This was certainly not Chamberlain's motive. But people may accidentally do the right thing for the wrong reason. There are too many imponderables in the strategic argument to give a conclusive answer. At the time, I was an Oxford student and a Conservative, though not very active. If I had had the vote I would have cast it against the official Tory Chamberlainite, Quintin Hogg, in the famous Oxford by-election in October. In retrospect I am not so confident. Hitler was not bluffing. The alternative was war, which was not a real option. Public opinion would never have sanctioned it, whatever the exact balance of military power, which the public never did or could know. Churchill referred to the House of Commons, which applauded Munich, as "this over-whipped crowd of poor 'Whites' ". But opinion was behind them. The House was the forum of a deluded nation.

The situation suddenly changed in March 1939, thanks to what Harold Macmillan regarded as the bugbear of prime ministers - "events, dear boy, events". The event was the occupation of Prague. Till then Hitler's purpose could be interpreted as confined to the unification of the German-speaking peoples. Not after Prague, which was too much even for Chamberlain's well- exercised credulity. But still he resisted pressure to give office to Churchill until the war compelled him.

When in 1940 events forced Chamberlain to resign, Churchill, after Halifax's refusal, became prime minister; but Chamberlain retained the leadership of the Tory party, which still deeply distrusted the new prime minister. They would have far preferred Halifax. Churchill made a point of treating Chamberlain with every courtesy and consulting him at every step. Churchill was always magnanimous. But he was also very conscious of his own vulnerability. A cabal between Chamberlain and Halifax with one or two supporters could easily have forced him out. The battle of Britain, his superb oratory and the resignation of Chamberlain, which gave him the leadership of the party, rendered his position impregnable.

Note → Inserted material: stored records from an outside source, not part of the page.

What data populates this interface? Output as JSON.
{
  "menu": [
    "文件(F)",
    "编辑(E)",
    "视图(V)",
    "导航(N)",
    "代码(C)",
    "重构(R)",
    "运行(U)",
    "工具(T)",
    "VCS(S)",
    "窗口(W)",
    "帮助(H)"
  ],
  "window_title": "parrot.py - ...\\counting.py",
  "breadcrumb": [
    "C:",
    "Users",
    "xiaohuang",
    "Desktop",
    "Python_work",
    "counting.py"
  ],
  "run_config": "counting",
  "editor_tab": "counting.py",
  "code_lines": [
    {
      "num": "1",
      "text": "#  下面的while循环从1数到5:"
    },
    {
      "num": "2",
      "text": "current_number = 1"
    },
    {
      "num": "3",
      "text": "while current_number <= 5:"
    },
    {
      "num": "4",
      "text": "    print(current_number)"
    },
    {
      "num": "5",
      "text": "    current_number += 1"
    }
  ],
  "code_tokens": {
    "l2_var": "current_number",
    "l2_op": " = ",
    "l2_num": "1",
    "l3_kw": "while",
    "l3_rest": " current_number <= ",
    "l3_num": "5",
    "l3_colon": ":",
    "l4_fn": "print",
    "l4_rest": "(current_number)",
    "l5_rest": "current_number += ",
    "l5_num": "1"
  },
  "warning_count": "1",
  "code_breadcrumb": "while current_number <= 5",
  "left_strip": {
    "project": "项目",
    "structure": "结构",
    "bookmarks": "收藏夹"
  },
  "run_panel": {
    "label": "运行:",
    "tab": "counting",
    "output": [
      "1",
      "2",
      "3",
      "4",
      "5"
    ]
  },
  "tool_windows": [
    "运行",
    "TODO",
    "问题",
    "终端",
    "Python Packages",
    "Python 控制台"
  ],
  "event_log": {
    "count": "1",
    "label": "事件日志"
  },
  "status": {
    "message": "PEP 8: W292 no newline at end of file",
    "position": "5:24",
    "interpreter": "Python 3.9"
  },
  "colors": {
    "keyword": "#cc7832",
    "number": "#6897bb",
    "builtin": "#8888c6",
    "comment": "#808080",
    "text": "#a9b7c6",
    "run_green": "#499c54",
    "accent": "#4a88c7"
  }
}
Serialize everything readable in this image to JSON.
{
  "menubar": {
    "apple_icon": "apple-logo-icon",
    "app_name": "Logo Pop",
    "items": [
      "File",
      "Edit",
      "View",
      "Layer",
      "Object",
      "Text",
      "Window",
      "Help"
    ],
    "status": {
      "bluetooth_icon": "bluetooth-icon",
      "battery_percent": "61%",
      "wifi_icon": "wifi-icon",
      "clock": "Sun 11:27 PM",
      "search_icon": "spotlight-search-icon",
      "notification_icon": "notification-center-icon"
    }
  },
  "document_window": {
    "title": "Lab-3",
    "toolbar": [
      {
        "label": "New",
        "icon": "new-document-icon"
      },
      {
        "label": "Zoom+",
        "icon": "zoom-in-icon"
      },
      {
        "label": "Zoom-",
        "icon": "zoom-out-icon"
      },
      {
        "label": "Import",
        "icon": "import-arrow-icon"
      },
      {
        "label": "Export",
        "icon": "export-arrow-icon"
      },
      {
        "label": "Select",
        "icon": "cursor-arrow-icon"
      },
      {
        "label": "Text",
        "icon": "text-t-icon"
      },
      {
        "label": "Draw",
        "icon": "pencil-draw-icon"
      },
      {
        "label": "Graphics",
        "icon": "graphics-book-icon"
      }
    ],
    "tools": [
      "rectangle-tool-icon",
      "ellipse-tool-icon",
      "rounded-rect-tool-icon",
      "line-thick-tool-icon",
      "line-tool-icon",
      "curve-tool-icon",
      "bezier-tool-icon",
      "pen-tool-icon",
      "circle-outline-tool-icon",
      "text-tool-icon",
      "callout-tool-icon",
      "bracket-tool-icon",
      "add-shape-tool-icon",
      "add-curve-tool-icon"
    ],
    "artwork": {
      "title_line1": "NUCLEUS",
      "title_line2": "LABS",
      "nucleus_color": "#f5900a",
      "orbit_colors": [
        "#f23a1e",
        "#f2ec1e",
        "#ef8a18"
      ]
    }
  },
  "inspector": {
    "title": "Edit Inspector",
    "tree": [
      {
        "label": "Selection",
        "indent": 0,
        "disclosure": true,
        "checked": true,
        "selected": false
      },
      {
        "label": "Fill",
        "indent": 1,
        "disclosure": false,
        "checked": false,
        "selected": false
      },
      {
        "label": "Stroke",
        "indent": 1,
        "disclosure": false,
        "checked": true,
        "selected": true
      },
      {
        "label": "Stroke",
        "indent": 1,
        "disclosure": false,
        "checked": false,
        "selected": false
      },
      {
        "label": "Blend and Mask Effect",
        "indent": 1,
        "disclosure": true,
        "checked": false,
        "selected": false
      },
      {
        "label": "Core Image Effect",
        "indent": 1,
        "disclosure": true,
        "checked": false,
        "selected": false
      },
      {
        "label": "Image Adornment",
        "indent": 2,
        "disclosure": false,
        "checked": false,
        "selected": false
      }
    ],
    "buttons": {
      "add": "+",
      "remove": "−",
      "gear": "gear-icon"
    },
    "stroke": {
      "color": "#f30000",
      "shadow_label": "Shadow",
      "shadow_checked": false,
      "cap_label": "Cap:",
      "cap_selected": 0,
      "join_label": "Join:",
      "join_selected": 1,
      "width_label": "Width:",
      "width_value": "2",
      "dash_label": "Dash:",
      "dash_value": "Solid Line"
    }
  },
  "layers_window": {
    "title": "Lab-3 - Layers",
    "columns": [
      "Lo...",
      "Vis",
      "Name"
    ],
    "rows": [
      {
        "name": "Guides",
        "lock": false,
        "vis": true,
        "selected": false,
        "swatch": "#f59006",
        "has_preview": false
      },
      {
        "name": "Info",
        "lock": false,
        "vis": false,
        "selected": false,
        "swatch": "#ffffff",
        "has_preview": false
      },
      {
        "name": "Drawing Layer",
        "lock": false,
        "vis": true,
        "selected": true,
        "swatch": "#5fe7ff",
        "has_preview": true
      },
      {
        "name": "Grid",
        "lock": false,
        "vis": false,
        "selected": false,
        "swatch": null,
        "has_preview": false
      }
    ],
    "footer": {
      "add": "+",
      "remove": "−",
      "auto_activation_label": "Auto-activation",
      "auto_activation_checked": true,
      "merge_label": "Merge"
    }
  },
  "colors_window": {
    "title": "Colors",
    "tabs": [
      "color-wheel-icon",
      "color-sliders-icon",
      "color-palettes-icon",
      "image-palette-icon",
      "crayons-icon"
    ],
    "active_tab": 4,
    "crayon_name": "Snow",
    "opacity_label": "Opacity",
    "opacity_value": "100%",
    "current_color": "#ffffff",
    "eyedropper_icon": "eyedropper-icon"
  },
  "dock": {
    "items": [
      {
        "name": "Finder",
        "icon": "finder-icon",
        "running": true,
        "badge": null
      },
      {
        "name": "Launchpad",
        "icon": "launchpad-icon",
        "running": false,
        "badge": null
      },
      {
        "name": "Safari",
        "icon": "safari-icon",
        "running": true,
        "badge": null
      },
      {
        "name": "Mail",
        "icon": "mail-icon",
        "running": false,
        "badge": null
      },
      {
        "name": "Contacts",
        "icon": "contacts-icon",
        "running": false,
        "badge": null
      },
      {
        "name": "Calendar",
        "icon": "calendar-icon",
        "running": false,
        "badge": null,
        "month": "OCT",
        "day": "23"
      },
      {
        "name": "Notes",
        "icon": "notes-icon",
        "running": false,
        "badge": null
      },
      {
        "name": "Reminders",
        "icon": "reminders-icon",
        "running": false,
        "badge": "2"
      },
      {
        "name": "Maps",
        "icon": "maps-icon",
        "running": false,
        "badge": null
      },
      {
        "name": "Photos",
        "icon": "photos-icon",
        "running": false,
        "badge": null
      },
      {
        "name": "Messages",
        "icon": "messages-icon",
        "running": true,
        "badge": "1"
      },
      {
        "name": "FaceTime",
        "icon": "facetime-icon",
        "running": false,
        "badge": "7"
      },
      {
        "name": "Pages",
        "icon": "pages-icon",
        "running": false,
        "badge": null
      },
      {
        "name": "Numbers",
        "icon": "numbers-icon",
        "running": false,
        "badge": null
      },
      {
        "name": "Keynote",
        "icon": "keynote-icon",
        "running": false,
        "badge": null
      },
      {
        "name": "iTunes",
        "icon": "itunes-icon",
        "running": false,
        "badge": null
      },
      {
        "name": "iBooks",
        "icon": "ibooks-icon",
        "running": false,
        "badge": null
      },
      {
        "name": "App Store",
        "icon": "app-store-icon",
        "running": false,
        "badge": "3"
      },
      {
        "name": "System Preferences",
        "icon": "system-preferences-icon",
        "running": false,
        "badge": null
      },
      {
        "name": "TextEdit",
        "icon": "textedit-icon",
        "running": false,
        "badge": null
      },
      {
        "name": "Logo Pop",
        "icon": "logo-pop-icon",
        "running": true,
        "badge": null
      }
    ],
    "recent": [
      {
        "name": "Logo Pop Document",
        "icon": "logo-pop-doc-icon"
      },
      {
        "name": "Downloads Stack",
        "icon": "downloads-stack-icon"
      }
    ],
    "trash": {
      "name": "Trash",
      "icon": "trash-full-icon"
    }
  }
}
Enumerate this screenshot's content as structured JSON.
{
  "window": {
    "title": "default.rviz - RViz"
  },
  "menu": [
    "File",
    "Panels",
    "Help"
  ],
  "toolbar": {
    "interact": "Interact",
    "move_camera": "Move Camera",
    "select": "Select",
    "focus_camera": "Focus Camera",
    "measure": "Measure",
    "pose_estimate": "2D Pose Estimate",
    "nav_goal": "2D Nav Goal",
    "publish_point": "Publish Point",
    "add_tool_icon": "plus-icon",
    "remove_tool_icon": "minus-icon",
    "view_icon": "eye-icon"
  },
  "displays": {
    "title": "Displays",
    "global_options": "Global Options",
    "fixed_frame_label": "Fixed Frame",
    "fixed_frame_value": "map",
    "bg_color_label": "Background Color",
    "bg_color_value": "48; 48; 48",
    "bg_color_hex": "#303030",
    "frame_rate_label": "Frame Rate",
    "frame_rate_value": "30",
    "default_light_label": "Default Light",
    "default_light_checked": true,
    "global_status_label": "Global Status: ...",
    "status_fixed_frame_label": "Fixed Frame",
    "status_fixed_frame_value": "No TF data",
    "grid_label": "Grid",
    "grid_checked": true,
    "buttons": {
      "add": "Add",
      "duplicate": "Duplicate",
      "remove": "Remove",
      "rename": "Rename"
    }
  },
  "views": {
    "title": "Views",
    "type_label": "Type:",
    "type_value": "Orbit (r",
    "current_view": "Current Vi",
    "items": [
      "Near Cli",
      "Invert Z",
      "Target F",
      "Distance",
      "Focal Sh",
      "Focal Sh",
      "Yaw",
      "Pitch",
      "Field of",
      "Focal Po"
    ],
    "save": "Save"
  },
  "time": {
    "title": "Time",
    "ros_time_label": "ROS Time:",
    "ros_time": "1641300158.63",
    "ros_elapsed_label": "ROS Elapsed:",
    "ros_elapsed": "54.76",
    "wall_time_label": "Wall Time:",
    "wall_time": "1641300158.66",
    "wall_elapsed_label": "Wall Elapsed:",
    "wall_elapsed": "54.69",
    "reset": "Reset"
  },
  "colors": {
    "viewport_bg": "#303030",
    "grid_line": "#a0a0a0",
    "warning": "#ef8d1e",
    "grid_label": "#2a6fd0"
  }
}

The saga of these years is one of great drama and extraordinary turns of fortune. It was a period I lived through but knew little about. I am glad to have survived long enough to see it so admirably chronicled.

Lord Blake's pocket biography of Winston Churchill was published last year by Sutton Publishing